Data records

▬▬▬▬▬▬▬▬▬▬

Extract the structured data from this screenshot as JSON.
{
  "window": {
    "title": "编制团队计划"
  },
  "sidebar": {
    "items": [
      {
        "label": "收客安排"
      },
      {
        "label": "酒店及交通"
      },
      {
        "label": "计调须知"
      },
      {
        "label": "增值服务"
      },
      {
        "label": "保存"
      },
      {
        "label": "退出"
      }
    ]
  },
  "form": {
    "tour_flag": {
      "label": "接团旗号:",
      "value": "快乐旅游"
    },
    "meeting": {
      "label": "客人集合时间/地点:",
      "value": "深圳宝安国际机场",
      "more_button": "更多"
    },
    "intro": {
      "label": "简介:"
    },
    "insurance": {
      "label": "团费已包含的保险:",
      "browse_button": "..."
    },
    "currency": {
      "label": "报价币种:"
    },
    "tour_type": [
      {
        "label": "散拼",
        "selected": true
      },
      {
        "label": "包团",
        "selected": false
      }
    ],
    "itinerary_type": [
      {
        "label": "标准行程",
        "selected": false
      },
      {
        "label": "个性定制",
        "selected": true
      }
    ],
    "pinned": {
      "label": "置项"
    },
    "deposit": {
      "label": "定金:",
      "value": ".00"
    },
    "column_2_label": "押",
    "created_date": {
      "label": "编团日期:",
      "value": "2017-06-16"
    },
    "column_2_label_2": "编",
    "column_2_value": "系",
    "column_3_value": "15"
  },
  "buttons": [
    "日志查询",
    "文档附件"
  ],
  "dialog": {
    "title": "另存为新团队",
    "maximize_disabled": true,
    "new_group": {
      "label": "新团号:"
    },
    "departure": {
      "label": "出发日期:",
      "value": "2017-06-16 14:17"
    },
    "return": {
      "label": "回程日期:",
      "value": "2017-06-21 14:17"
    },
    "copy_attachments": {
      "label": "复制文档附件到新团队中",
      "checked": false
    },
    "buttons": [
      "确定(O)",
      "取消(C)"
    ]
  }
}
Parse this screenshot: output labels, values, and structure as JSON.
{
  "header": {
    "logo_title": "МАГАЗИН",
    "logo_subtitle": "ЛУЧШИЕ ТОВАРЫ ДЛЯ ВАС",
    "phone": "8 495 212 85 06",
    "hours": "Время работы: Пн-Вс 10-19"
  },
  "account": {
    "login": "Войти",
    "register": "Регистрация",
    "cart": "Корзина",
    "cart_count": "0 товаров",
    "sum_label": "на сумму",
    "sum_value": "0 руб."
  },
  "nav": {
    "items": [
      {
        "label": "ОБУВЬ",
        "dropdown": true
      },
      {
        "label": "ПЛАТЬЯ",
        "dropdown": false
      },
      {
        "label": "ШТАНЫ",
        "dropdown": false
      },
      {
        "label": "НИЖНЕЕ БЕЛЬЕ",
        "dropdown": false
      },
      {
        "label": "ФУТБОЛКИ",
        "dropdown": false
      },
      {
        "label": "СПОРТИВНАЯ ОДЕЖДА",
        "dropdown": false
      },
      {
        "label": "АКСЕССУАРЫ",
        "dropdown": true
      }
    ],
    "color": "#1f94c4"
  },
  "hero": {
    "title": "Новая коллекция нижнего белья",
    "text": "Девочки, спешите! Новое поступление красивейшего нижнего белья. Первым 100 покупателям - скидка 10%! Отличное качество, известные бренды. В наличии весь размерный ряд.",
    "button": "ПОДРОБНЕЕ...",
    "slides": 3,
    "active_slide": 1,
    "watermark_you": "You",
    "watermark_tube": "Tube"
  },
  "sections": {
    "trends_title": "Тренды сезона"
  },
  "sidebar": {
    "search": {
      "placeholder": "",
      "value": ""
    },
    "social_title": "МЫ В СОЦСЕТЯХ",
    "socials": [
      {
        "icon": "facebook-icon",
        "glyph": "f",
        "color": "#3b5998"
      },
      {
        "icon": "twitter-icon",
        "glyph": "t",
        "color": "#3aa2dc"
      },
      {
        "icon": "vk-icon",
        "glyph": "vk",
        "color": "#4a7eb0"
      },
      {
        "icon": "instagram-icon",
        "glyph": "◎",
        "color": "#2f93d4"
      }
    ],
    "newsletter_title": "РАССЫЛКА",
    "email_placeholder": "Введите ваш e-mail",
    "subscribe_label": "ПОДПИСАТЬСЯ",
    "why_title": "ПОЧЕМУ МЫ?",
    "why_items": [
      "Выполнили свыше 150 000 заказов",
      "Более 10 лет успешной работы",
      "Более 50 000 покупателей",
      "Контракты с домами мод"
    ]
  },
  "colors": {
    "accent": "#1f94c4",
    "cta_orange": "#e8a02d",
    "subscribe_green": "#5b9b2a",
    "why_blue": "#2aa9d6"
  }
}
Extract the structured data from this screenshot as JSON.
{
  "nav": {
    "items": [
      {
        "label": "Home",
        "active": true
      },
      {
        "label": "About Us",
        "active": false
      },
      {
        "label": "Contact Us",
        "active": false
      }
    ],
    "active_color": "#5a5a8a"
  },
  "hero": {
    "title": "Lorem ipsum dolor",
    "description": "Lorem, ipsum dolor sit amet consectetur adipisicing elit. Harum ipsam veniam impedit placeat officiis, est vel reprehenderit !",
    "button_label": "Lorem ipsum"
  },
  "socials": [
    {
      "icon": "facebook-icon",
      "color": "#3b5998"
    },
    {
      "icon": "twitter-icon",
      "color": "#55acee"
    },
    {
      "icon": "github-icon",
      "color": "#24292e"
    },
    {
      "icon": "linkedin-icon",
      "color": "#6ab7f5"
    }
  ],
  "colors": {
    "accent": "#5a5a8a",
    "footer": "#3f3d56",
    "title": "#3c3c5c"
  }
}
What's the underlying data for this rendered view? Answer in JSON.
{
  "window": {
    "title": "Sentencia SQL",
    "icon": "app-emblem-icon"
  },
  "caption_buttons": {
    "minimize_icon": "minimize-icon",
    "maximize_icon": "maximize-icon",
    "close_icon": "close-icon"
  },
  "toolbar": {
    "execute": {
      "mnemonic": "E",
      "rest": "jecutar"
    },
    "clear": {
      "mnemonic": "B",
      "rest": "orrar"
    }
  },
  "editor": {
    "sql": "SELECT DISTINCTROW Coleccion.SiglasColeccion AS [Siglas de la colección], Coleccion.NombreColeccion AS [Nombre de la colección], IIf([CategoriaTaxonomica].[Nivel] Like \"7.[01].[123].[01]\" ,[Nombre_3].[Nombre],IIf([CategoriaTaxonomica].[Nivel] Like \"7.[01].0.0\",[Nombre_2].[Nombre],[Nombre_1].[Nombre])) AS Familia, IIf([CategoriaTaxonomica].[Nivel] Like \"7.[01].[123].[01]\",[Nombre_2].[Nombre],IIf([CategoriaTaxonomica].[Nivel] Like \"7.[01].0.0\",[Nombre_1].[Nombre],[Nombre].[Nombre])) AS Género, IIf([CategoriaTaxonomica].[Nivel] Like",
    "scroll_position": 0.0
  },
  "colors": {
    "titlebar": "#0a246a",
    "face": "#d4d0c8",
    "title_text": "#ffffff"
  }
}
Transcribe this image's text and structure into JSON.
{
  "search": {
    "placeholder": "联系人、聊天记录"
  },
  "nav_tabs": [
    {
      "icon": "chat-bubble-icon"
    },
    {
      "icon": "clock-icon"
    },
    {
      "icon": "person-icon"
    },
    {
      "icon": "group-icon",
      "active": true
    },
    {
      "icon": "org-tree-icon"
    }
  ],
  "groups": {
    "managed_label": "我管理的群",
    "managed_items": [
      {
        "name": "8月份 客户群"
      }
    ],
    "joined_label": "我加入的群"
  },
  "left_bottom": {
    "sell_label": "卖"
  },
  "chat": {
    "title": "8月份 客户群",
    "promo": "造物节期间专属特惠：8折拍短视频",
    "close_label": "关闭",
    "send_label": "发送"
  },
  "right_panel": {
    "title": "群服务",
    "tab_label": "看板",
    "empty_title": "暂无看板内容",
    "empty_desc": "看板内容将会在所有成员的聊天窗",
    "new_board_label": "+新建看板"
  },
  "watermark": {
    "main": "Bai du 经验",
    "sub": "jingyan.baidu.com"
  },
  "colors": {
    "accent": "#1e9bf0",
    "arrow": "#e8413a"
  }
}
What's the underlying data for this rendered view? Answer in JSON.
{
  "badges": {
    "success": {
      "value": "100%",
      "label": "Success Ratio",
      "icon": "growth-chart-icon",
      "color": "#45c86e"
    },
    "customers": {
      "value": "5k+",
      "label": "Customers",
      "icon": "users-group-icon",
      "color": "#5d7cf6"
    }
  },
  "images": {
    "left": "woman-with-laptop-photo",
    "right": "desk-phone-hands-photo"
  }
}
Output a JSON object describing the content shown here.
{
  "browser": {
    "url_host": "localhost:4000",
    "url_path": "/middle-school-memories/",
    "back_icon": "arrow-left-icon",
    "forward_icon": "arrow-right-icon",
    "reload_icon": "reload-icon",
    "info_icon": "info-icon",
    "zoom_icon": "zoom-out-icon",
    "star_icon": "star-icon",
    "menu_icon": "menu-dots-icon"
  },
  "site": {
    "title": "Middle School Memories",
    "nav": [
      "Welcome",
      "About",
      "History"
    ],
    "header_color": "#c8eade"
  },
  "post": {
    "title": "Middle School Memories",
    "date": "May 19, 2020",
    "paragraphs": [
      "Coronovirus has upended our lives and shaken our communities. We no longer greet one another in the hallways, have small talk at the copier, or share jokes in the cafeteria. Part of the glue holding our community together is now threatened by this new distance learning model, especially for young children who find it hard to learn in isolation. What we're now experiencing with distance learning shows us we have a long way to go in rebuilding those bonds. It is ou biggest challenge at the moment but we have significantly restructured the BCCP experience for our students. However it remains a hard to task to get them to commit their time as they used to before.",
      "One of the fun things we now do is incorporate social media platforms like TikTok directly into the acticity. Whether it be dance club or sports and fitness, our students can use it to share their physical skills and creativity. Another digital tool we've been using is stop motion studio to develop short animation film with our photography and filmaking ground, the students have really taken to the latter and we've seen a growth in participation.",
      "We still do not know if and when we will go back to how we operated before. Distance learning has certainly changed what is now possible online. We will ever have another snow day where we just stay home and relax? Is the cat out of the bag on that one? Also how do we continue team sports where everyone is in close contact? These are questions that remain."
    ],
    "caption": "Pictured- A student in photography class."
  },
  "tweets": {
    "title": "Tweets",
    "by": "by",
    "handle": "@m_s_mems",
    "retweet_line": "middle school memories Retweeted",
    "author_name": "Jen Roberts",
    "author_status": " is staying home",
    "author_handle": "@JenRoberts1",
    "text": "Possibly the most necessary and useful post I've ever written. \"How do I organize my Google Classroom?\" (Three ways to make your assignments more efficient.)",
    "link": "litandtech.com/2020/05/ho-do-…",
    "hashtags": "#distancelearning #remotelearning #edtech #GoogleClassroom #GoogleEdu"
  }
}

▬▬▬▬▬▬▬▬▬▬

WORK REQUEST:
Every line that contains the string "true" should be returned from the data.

FINISHED EXERCISE:
        "selected": true
        "selected": true
    "maximize_disabled": true,
        "dropdown": true
        "dropdown": true
        "active": true
      "active": true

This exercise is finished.